Objective: Health care professionals and policy makers acknowledge that spiritual needs are important for many patients with life-limiting illnesses. We asked such patients to describe their spiritual needs and how these needs may impinge on their physical, psychological, and social well-being. Patients were also encouraged to explain in what ways their spiritual needs, if they had any, could be addressed.
Methods: We conducted two qualitative interviews, 3 months apart, with 20 patients in their last year of life: 13 patients with advanced cancer and 7 with advanced nonmalignant illness. We also interviewed each patient's general practitioner. Sixty-six interviews were tape-recorded, transcribed, and analyzed.
Results: Patients' spiritual needs centered around their loss of roles and self-identity and their fear of dying. Many sought to make sense of life in relation to a nonvisible or sacred world. They associated anxiety, sleeplessness, and despair with such issues, which at times resulted in them seeking support from health professionals. Patients were best able to engage their personal resources to meet these needs when affirmed and valued by health professionals.

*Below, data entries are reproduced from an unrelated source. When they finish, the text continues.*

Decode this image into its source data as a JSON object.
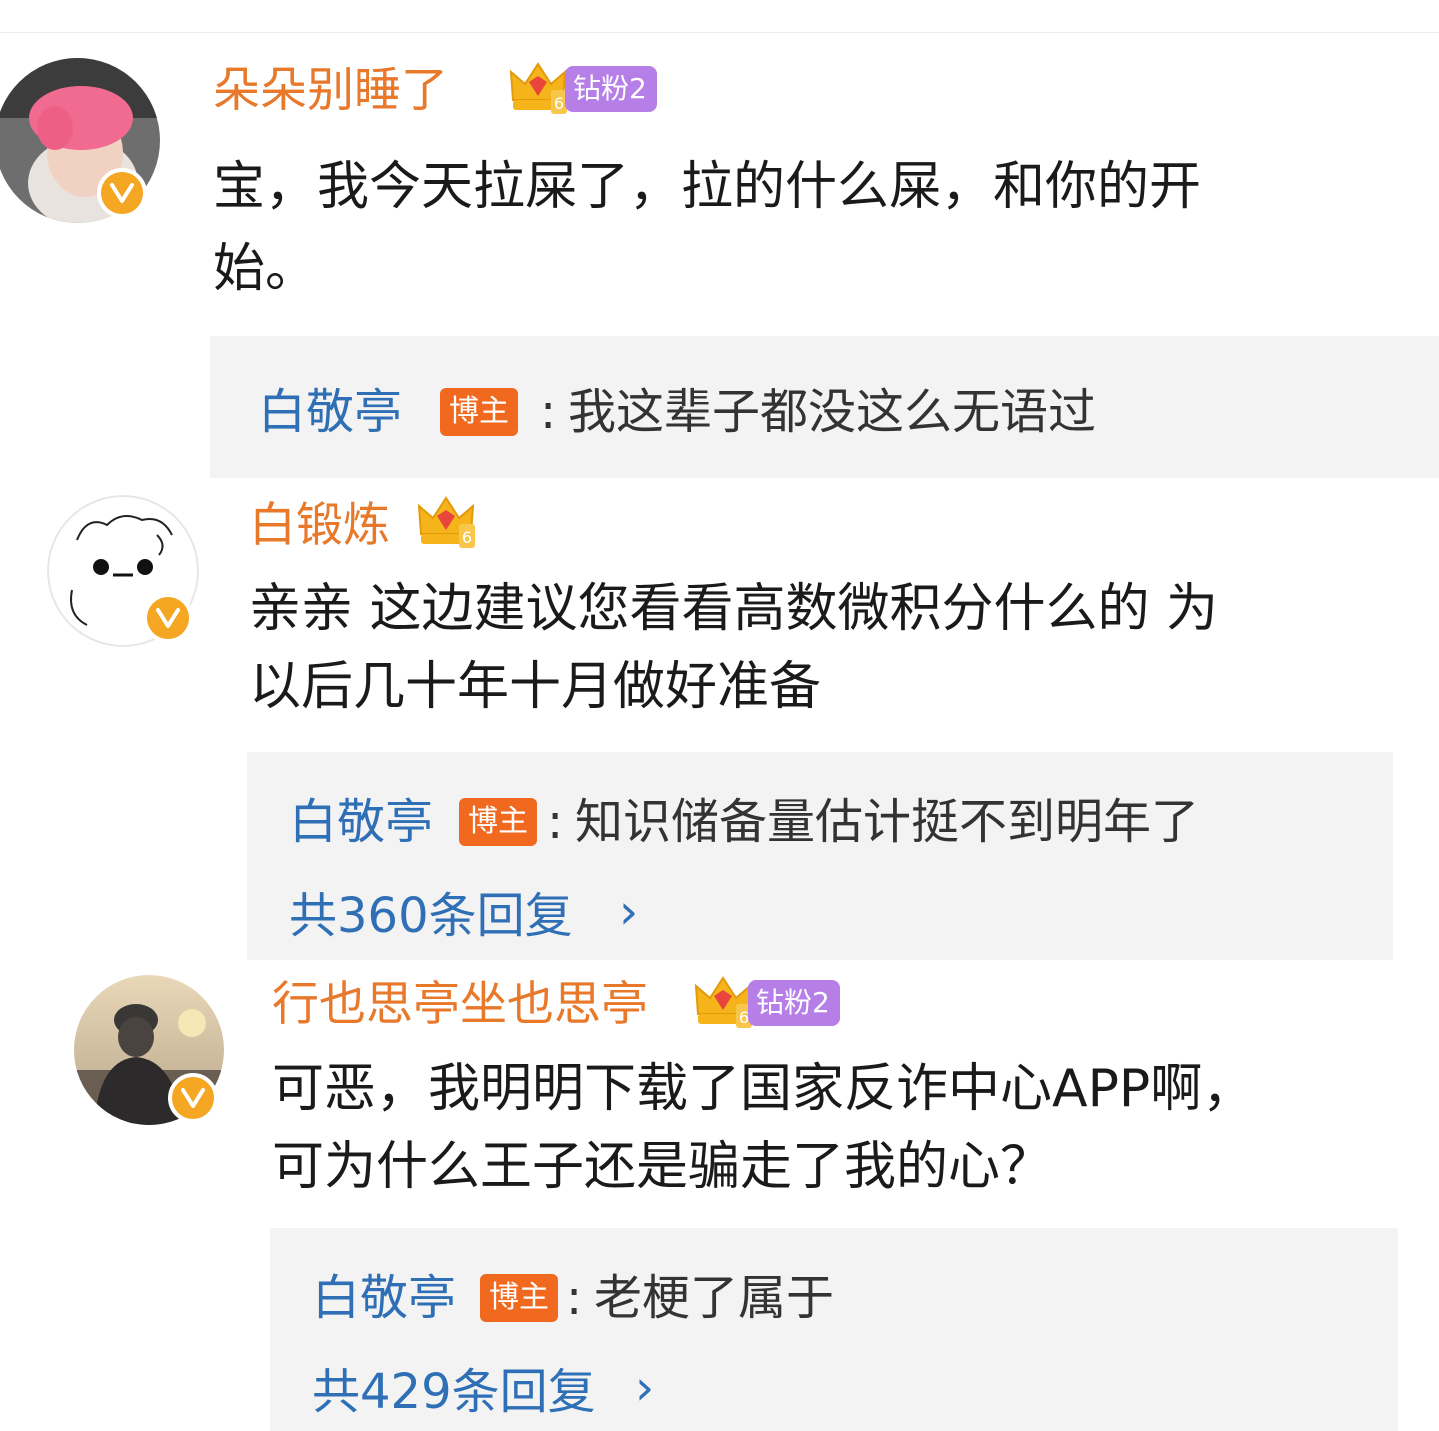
{
  "comments": [
    {
      "username": "朵朵别睡了",
      "fan_badge": "钻粉2",
      "crown_level": "6",
      "text_line1": "宝，我今天拉屎了，拉的什么屎，和你的开",
      "text_line2": "始。",
      "reply": {
        "name": "白敬亭",
        "tag": "博主",
        "separator": ":",
        "text": "我这辈子都没这么无语过"
      }
    },
    {
      "username": "白锻炼",
      "crown_level": "6",
      "text_line1": "亲亲 这边建议您看看高数微积分什么的 为",
      "text_line2": "以后几十年十月做好准备",
      "reply": {
        "name": "白敬亭",
        "tag": "博主",
        "separator": ":",
        "text": "知识储备量估计挺不到明年了",
        "count": "共360条回复",
        "chevron": "›"
      }
    },
    {
      "username": "行也思亭坐也思亭",
      "fan_badge": "钻粉2",
      "crown_level": "6",
      "text_line1": "可恶，我明明下载了国家反诈中心APP啊，",
      "text_line2": "可为什么王子还是骗走了我的心？",
      "reply": {
        "name": "白敬亭",
        "tag": "博主",
        "separator": ":",
        "text": "老梗了属于",
        "count": "共429条回复",
        "chevron": "›"
      }
    }
  ],
  "colors": {
    "username": "#e8782a",
    "reply_name": "#2f6fb5",
    "blogger_tag": "#f0691f",
    "fan_badge": "#b67fe8",
    "verified": "#f5a623",
    "reply_bg": "#f3f3f3"
  },
  "icons": {
    "verified": "verified-v-icon",
    "crown": "crown-icon",
    "chevron": "chevron-right-icon"
  }
}
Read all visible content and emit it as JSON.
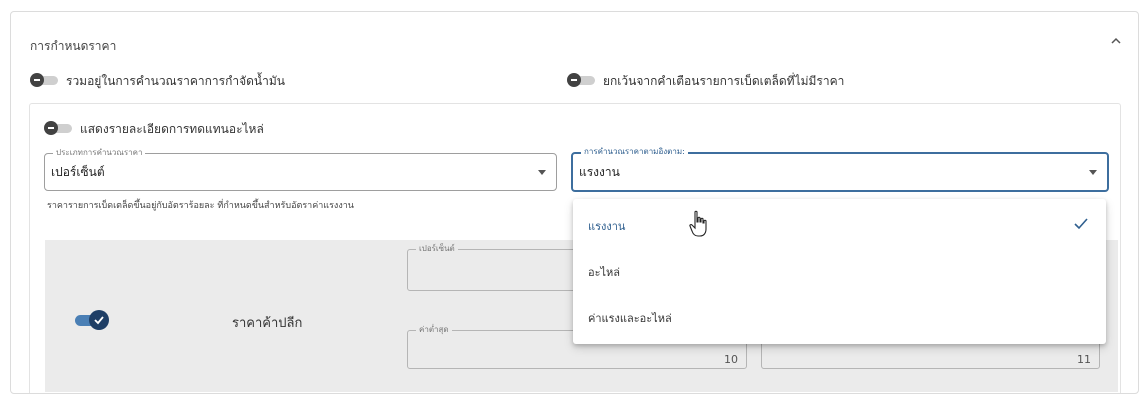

Significance of results: Enabling patients to deal with their spiritual needs through affirmative relationships with health professionals may improve quality of life and reduce use of health resources. Further research to explore the relationship between spiritual distress and health service utilization is indicated.